Read each of the lines below and tally those with "Mass"; the tally is the whole answer.
Material provided below:
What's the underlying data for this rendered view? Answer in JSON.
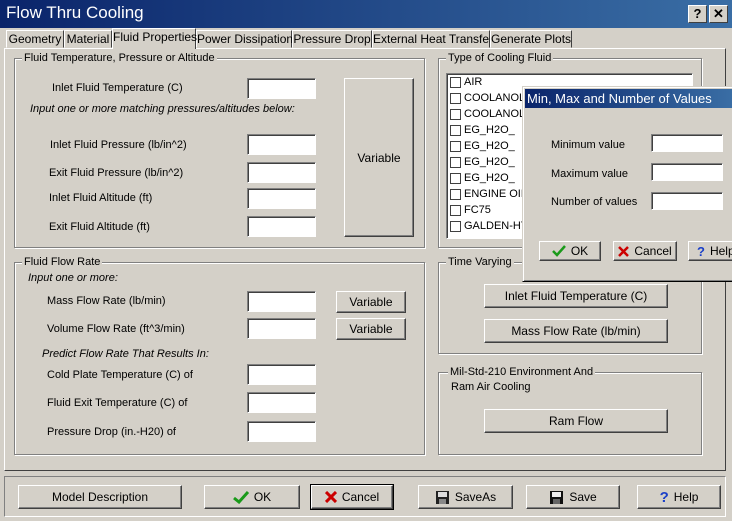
{
  "window": {
    "title": "Flow Thru Cooling",
    "help_btn": "?",
    "close_btn": "✕"
  },
  "tabs": [
    {
      "label": "Geometry"
    },
    {
      "label": "Material"
    },
    {
      "label": "Fluid Properties"
    },
    {
      "label": "Power Dissipation"
    },
    {
      "label": "Pressure Drop"
    },
    {
      "label": "External Heat Transfer"
    },
    {
      "label": "Generate Plots"
    }
  ],
  "active_tab": "Fluid Properties",
  "temp_group": {
    "legend": "Fluid Temperature, Pressure or Altitude",
    "inlet_temp_label": "Inlet Fluid Temperature (C)",
    "hint": "Input one or more matching pressures/altitudes below:",
    "inlet_pressure_label": "Inlet Fluid Pressure (lb/in^2)",
    "exit_pressure_label": "Exit Fluid Pressure (lb/in^2)",
    "inlet_altitude_label": "Inlet Fluid Altitude (ft)",
    "exit_altitude_label": "Exit Fluid Altitude (ft)",
    "variable_btn": "Variable"
  },
  "flow_group": {
    "legend": "Fluid Flow Rate",
    "hint": "Input one or more:",
    "mass_flow_label": "Mass Flow Rate (lb/min)",
    "volume_flow_label": "Volume Flow Rate (ft^3/min)",
    "variable_btn": "Variable",
    "predict_hint": "Predict  Flow Rate That Results In:",
    "cold_plate_label": "Cold Plate Temperature (C) of",
    "exit_temp_label": "Fluid Exit Temperature (C) of",
    "pressure_drop_label": "Pressure Drop (in.-H20) of"
  },
  "cooling_fluid": {
    "legend": "Type of Cooling Fluid",
    "items": [
      {
        "label": "AIR"
      },
      {
        "label": "COOLANOL"
      },
      {
        "label": "COOLANOL"
      },
      {
        "label": "EG_H2O_"
      },
      {
        "label": "EG_H2O_"
      },
      {
        "label": "EG_H2O_"
      },
      {
        "label": "EG_H2O_"
      },
      {
        "label": "ENGINE OIL"
      },
      {
        "label": "FC75"
      },
      {
        "label": "GALDEN-HT"
      }
    ]
  },
  "time_varying": {
    "legend": "Time Varying",
    "inlet_temp_btn": "Inlet Fluid Temperature (C)",
    "mass_flow_btn": "Mass Flow Rate (lb/min)"
  },
  "milstd": {
    "legend": "Mil-Std-210 Environment And",
    "legend2": "Ram Air Cooling",
    "ram_flow_btn": "Ram Flow"
  },
  "dialog": {
    "title": "Min, Max and Number of Values",
    "min_label": "Minimum value",
    "max_label": "Maximum value",
    "num_label": "Number of values",
    "ok_btn": "OK",
    "cancel_btn": "Cancel",
    "help_btn": "Help"
  },
  "bottom": {
    "model_desc_btn": "Model Description",
    "ok_btn": "OK",
    "cancel_btn": "Cancel",
    "saveas_btn": "SaveAs",
    "save_btn": "Save",
    "help_btn": "Help"
  },
  "colors": {
    "title_bar": "#0a246a",
    "ok_check": "#1a9a1a",
    "cancel_x": "#cc0000",
    "help_q": "#1a3fc8"
  },
  "icons": [
    "check-icon",
    "x-icon",
    "floppy-icon",
    "saveas-icon",
    "question-icon"
  ]
}
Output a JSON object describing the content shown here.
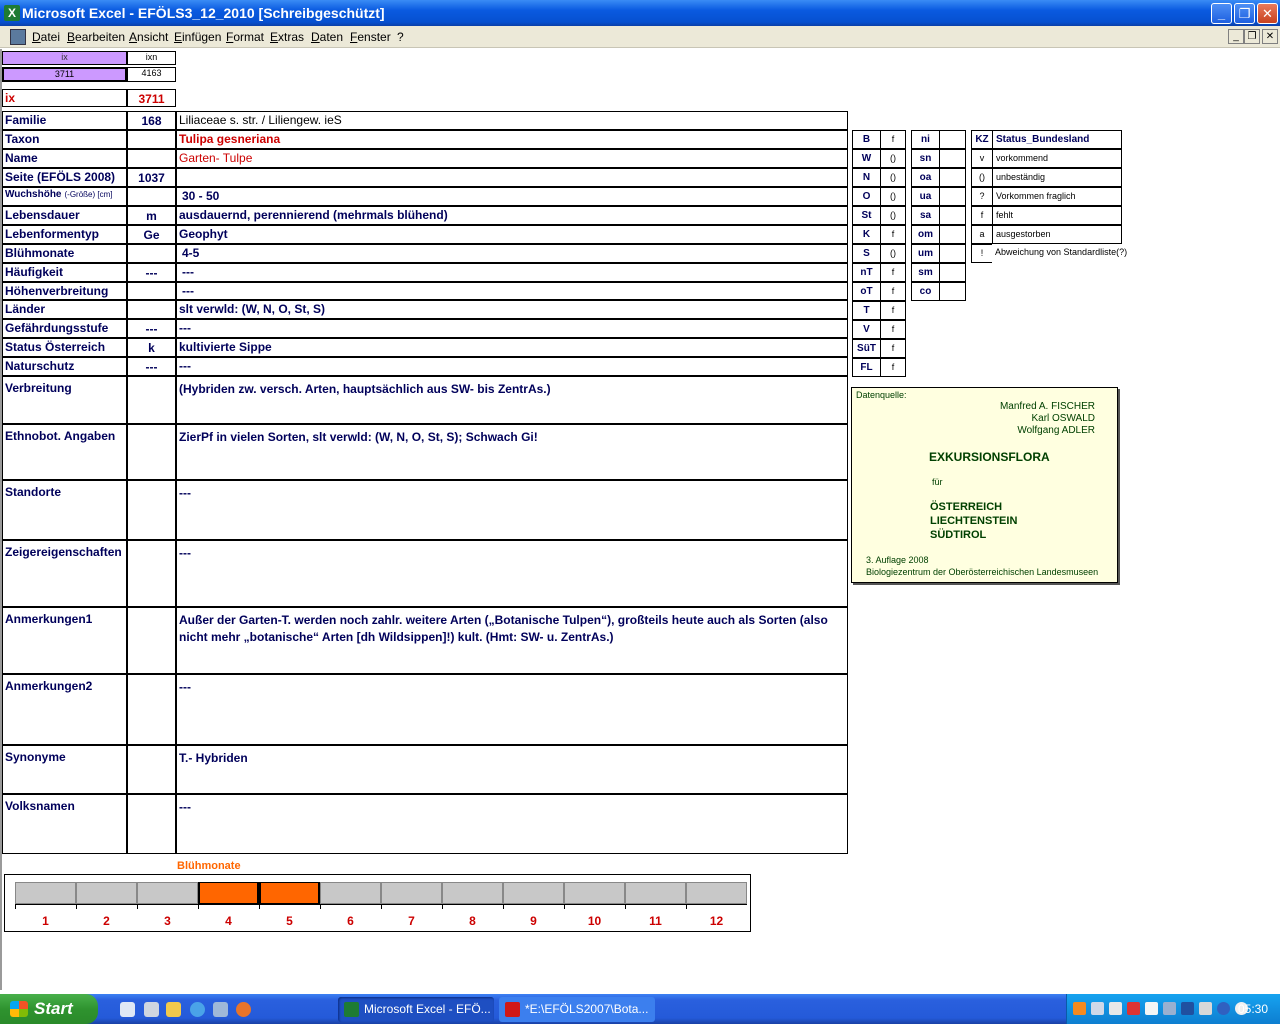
{
  "window": {
    "title": "Microsoft Excel - EFÖLS3_12_2010  [Schreibgeschützt]",
    "minimize": "_",
    "restore": "❐",
    "close": "✕"
  },
  "menu": [
    "Datei",
    "Bearbeiten",
    "Ansicht",
    "Einfügen",
    "Format",
    "Extras",
    "Daten",
    "Fenster",
    "?"
  ],
  "mdi": {
    "minimize": "_",
    "restore": "❐",
    "close": "✕"
  },
  "topcells": {
    "ix_head": "ix",
    "ixn_head": "ixn",
    "ix_val": "3711",
    "ixn_val": "4163"
  },
  "ix_row": {
    "label": "ix",
    "value": "3711"
  },
  "fields": [
    {
      "label": "Familie",
      "code": "168",
      "value": "Liliaceae s. str. / Liliengew. ieS"
    },
    {
      "label": "Taxon",
      "code": "",
      "value": "Tulipa gesneriana"
    },
    {
      "label": "Name",
      "code": "",
      "value": "Garten- Tulpe"
    },
    {
      "label": "Seite (EFÖLS 2008)",
      "code": "1037",
      "value": ""
    },
    {
      "label": "Wuchshöhe",
      "label_small": "(-Größe) [cm]",
      "code": "",
      "value": "30 - 50"
    },
    {
      "label": "Lebensdauer",
      "code": "m",
      "value": "ausdauernd, perennierend (mehrmals blühend)"
    },
    {
      "label": "Lebenformentyp",
      "code": "Ge",
      "value": "Geophyt"
    },
    {
      "label": "Blühmonate",
      "code": "",
      "value": "4-5"
    },
    {
      "label": "Häufigkeit",
      "code": "---",
      "value": "---"
    },
    {
      "label": "Höhenverbreitung",
      "code": "",
      "value": "---"
    },
    {
      "label": "Länder",
      "code": "",
      "value": "slt verwld: (W, N, O, St, S)"
    },
    {
      "label": "Gefährdungsstufe",
      "code": "---",
      "value": "---"
    },
    {
      "label": "Status Österreich",
      "code": "k",
      "value": "kultivierte Sippe"
    },
    {
      "label": "Naturschutz",
      "code": "---",
      "value": "---"
    }
  ],
  "bigfields": [
    {
      "label": "Verbreitung",
      "value": "(Hybriden zw. versch. Arten, hauptsächlich aus SW- bis ZentrAs.)"
    },
    {
      "label": "Ethnobot. Angaben",
      "value": "ZierPf in vielen Sorten, slt verwld: (W, N, O, St, S); Schwach Gi!"
    },
    {
      "label": "Standorte",
      "value": "---"
    },
    {
      "label": "Zeigereigenschaften",
      "value": "---"
    },
    {
      "label": "Anmerkungen1",
      "value": "Außer der Garten-T. werden noch zahlr. weitere Arten („Botanische Tulpen“), großteils heute auch als Sorten (also",
      "value2": "nicht mehr „botanische“ Arten [dh Wildsippen]!) kult. (Hmt: SW- u. ZentrAs.)"
    },
    {
      "label": "Anmerkungen2",
      "value": "---"
    },
    {
      "label": "Synonyme",
      "value": "T.- Hybriden"
    },
    {
      "label": "Volksnamen",
      "value": "---"
    }
  ],
  "laender": [
    {
      "code": "B",
      "val": "f"
    },
    {
      "code": "W",
      "val": "()"
    },
    {
      "code": "N",
      "val": "()"
    },
    {
      "code": "O",
      "val": "()"
    },
    {
      "code": "St",
      "val": "()"
    },
    {
      "code": "K",
      "val": "f"
    },
    {
      "code": "S",
      "val": "()"
    },
    {
      "code": "nT",
      "val": "f"
    },
    {
      "code": "oT",
      "val": "f"
    },
    {
      "code": "T",
      "val": "f"
    },
    {
      "code": "V",
      "val": "f"
    },
    {
      "code": "SüT",
      "val": "f"
    },
    {
      "code": "FL",
      "val": "f"
    }
  ],
  "regions": [
    {
      "code": "ni",
      "val": ""
    },
    {
      "code": "sn",
      "val": ""
    },
    {
      "code": "oa",
      "val": ""
    },
    {
      "code": "ua",
      "val": ""
    },
    {
      "code": "sa",
      "val": ""
    },
    {
      "code": "om",
      "val": ""
    },
    {
      "code": "um",
      "val": ""
    },
    {
      "code": "sm",
      "val": ""
    },
    {
      "code": "co",
      "val": ""
    }
  ],
  "legend": {
    "head_kz": "KZ",
    "head_status": "Status_Bundesland",
    "rows": [
      {
        "kz": "v",
        "text": "vorkommend"
      },
      {
        "kz": "()",
        "text": "unbeständig"
      },
      {
        "kz": "?",
        "text": "Vorkommen fraglich"
      },
      {
        "kz": "f",
        "text": "fehlt"
      },
      {
        "kz": "a",
        "text": "ausgestorben"
      },
      {
        "kz": "!",
        "text": "Abweichung von Standardliste(?)"
      }
    ]
  },
  "datenquelle": {
    "label": "Datenquelle:",
    "authors": [
      "Manfred A. FISCHER",
      "Karl OSWALD",
      "Wolfgang ADLER"
    ],
    "title": "EXKURSIONSFLORA",
    "fuer": "für",
    "countries": [
      "ÖSTERREICH",
      "LIECHTENSTEIN",
      "SÜDTIROL"
    ],
    "edition": "3. Auflage 2008",
    "publisher": "Biologiezentrum der Oberösterreichischen Landesmuseen"
  },
  "bluehmonate_chart": {
    "title": "Blühmonate",
    "months": [
      "1",
      "2",
      "3",
      "4",
      "5",
      "6",
      "7",
      "8",
      "9",
      "10",
      "11",
      "12"
    ],
    "flowering": [
      4,
      5
    ],
    "color_on": "#ff6600",
    "color_off": "#c8c8c8"
  },
  "taskbar": {
    "start": "Start",
    "tasks": [
      "Microsoft Excel - EFÖ...",
      "*E:\\EFÖLS2007\\Bota..."
    ],
    "clock": "05:30"
  }
}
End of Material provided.
Solution for this problem: 2